Four teachers were led into a room, told to kneel and then were shot with a pellet gun “execution style” and injured during an active shooter training at an Indiana elementary school in January, according to the Indiana State Teachers Association.
The association revealed the violent training tactic, which took place at the Meadowlawn Elementary School in Monticello, while testifying in support of House Bill 1004, which addresses school safety, before the state’s Senate Education Committee on Wednesday.
In an interview with the Indianapolis Star published Thursday, two of the teachers injured during the fake execution said local law enforcement, which was facilitating the training, told them to kneel against a wall in a classroom. They said they were shot with plastic pellets without warning.
The teachers’ injuries in the training including welts and bleeding, the union said. About 30 teachers were involved in the training, according to BuzzFeed.
“They told us, ‘This is what happens if you just cower and do nothing,’” one teacher told IndyStar, which did not name the teachers. “They shot all of us across our backs. I was hit four times. ... It hurt so bad.”
The state teachers association said in a tweet that teachers were brought into the classroom to repeat the exercise four at a time. Teachers waiting outside heard screaming from the room, but the ones who had been shot were told “not to tell anyone what happened.”
The union is urging state lawmakers to include language in the bill that would ban schools or districts from “conducting or authorizing an active shooter drill where any school employee or student may have any type of projectile fired at their person,” ISTA Vice President Keith Gambill said in a statement Thursday.
The White County Sheriff’s Department, which conducted training at Meadowlawn Elementary School on Jan. 4, told the IndyStar that it stopped using airsoft guns during teacher training after receiving complaints.
Gambill described the use of airsoft guns during the active shooter training as “fear-based” and “injurious.”
“Educators should never have to endure being fired at with pellets in an active shooter training,” he said.
The Indiana State Teachers Association didn’t immediately respond to HuffPost’s request for comment.
House Bill 1004 seeks in part to boost mental health and emotional support services offered to students in the state’s public schools.
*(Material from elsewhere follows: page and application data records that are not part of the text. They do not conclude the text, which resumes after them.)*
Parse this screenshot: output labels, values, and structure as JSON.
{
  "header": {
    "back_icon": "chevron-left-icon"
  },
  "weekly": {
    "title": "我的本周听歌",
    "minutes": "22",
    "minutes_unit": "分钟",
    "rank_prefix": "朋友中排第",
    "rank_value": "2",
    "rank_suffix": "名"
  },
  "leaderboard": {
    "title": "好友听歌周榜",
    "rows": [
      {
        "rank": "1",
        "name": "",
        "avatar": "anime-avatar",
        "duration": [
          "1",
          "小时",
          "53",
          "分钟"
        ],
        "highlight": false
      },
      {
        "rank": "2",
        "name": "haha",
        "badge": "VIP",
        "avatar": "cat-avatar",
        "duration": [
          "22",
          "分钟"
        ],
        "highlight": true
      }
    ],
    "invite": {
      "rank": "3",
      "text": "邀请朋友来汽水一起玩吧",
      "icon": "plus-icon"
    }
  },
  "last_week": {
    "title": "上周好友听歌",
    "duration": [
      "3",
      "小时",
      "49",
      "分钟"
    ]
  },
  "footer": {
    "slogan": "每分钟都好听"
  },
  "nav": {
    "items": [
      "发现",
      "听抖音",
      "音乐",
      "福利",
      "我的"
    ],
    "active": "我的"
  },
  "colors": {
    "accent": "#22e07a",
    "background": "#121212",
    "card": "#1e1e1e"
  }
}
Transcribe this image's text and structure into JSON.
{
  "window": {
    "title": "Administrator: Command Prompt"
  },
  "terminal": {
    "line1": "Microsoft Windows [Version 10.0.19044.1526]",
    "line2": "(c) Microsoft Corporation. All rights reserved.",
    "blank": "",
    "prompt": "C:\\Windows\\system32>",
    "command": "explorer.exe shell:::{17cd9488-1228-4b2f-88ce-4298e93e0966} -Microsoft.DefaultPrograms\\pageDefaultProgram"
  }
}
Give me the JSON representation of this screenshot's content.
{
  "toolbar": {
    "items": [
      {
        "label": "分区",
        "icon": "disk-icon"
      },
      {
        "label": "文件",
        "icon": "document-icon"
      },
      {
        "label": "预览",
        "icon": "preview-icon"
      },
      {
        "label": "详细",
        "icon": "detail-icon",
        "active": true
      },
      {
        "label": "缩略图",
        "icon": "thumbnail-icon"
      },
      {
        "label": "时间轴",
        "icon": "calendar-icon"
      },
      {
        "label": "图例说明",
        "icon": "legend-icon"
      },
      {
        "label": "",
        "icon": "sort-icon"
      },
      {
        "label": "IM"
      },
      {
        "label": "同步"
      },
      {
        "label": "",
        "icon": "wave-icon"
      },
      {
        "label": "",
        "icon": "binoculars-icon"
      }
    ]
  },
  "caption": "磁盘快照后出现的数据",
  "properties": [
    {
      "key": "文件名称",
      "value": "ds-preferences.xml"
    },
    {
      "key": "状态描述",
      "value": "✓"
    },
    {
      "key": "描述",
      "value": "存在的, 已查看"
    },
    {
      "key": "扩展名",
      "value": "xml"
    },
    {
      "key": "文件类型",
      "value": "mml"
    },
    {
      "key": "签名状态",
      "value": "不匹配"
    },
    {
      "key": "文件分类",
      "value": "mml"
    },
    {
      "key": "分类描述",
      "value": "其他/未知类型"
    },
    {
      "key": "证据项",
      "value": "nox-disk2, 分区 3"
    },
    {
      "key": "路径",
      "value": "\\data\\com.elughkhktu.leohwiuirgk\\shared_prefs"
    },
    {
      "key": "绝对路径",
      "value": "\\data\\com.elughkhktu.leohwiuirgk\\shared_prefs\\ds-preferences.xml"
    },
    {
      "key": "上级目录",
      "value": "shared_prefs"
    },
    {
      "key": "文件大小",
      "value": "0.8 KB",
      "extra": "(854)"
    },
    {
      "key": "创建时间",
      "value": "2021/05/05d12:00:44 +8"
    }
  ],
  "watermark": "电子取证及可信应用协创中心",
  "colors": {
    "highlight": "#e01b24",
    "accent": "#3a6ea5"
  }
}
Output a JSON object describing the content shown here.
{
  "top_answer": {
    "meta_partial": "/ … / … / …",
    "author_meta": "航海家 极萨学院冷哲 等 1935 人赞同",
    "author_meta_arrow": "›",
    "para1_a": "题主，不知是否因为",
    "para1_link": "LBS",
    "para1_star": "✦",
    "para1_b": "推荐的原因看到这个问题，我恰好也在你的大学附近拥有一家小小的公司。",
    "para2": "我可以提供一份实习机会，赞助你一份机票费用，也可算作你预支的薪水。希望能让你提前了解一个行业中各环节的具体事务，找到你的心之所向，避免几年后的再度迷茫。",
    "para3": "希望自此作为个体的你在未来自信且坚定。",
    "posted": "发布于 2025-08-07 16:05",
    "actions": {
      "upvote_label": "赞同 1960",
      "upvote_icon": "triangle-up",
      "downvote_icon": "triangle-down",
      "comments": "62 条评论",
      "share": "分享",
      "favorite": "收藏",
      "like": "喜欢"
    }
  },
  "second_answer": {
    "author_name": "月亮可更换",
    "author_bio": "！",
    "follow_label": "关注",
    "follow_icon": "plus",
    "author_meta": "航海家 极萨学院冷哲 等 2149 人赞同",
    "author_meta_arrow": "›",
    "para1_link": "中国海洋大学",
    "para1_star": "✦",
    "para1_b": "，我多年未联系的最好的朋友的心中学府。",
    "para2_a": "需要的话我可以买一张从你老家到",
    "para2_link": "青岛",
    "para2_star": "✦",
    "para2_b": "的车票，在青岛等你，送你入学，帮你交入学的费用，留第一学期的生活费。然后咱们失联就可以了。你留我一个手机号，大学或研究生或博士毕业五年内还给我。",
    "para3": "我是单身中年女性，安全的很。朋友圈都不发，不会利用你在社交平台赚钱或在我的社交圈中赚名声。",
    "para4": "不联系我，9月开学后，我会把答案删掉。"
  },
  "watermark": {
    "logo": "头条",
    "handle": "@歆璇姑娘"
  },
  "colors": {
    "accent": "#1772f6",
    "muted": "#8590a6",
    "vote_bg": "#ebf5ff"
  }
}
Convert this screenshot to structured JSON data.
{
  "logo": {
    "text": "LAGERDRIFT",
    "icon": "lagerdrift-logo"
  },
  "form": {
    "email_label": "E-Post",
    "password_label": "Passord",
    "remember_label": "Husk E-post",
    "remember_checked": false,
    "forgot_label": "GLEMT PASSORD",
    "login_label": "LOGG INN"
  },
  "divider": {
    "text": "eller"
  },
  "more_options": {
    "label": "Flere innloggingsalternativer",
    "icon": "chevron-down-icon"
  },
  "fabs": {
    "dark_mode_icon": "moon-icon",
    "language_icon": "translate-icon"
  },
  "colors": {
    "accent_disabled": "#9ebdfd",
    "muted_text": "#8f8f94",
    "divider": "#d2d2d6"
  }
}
Schools across the U.S. have increased active shooter drills in response to the rise in mass shootings, including horrific events that took place last year at schools in Parkland, Florida, and Santa Fe, Texas, which resulted in a total of 27 deaths.
Some active shooter drills have ended in controversy as the threat of school shootings have become more common for students. In December, school officials in Altamonte Springs, Florida, were criticized for holding an unannounced shooter drill, causing panic and confusion at the school.